ONTARIO – If the Ontario Energy Board (OEB) decides to order Hydro One to eliminate the seasonal rate for customers with cottages and camps it would mean that in areas like Manitoulin Island, some cottagers will be faced with a significant increase in their Hydro One charges per year.
“My understanding is the Ontario Energy Board intends to order Hydro One to eliminate the ‘seasonal rate’ for customers with cottages, camps, etc,” Tom Imrie, a Gore Bay resident told the Recorder in a recent email. “This effect will be much higher monthly costs per customer for seasonal dwellings, as the cost for delivery will no longer be shared by the customers on one local power grid.”
Algoma-Manitoulin MPP Michael Mantha said, “when I first heard of this proposal red flags went off in my mind; it is quite concerning. The OEB proposal would mean removing the seasonal classification into one of three other classes, based on the population density of the area, and the infrastructure and equipment costs that come with delivering electricity. And it would mean those affected would see on average an increase in hydro rates of $1,000 per year, and for some the increase might be more. I understand there has been a counter proposal from Hydro One to do incremental increases to a fixed rate.”

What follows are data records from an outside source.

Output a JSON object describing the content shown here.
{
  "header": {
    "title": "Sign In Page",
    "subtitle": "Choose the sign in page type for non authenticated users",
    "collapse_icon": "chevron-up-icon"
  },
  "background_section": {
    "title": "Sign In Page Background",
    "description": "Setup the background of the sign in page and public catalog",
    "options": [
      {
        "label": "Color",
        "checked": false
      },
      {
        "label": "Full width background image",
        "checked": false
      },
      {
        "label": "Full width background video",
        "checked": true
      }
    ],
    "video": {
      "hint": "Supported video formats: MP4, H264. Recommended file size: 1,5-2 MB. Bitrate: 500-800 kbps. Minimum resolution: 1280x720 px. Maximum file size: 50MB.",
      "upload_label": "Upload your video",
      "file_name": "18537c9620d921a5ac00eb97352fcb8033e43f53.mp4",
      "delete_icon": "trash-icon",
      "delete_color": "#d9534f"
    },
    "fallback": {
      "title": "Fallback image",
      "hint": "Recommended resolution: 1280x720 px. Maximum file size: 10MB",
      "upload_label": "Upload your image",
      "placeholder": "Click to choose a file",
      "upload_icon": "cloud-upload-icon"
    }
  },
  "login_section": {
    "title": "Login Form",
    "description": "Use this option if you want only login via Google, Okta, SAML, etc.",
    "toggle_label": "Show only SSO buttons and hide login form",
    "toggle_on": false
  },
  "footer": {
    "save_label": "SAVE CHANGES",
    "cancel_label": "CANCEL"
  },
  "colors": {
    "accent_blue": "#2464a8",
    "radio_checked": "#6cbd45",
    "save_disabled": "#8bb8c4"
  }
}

Terry Rees, executive director of the Ontario Cottagers Association (OCA), told the Recorder on Tuesday, “there are a lot of people in Ontario who are concerned about all of this, including us.” He pointed to some more bad news for all Hydro One users, not just for seasonal customers. “The rates are going up period. They are already phasing in fixed rate increases for all customers, just for the privilege of being connected with Hydro One for power. And this is the third year of a 10-year phase in period.”
“On the order by OEB that eliminates the seasonal rates, this will affect 150,000 odd seasonal customers, including no doubt many on Manitoulin Island,” said Mr. Rees. He explained that four years ago the original decision was made by Hydro One calling for the elimination of the seasonal rates. “Then this year, the OEB told Hydro One ‘remember when we told you to eliminate the seasonal rate. Well, now do it.’ And this summer Hydro One provided a report back to OEB indicating what is going to happen if the seasonal class is cancelled, and this is what is going to happen to these customers if their rates are increased. For instance, about 80,000 customers in rural areas will see their rates increase by about $120 per month.”
“If you are a (Hydro One) customer in an area with less than 100 customers on a hydro line, you will see an increase of about $1,000 a year with this proposal,” said Mr. Rees. He pointed out that in their submission to the OEB, Hydro One outlined how these customers are going to be seriously impacted.
“Ontario Hydro (Hydro One) proposed an alternative that would mean these increases would not be felt. They pointed out all hydro customer rates are increasing already; without eliminating the seasonal rates,” said Mr. Rees. “Hydro, knowing that seasonal would be affected by eliminating the seasonal rate, requested the OEB to let the phase in period run its course.”
However, “last week the OEB told Hydro that they hadn’t asked for this, we’ll call it option C from Hydro,” said Mr. Rees. “They told Hydro One to fill out a report explaining this rational and why they are proposing this, and to have this in by October 1. Once the OEB receives this information they will probably make their final decision later this fall.”
The CBC News reported August 19 that electricity rates for seasonal customers are set to rise by as much as 129 percent. The OEB tasked Hydro One with developing a billing model that would eliminate the class under which most seasonal customers have their hydro fees associated. In a letter to customers last week, the electricity provider warned that if the OEB eliminates the seasonal rate class, hydro bills would rise for more than half of them.
Hydro One sent its official analysis of the proposal to the OEB on July 19. The OEB is issuing public notice of hearings into the proposed elimination of the seasonal class.
“Unfortunately there are families that we deal with, some on Manitoulin Island that can’t take another hit like this and this may be the straw that breaks the camels back for them owning a seasonal cottage or camp,” added Mr. Rees.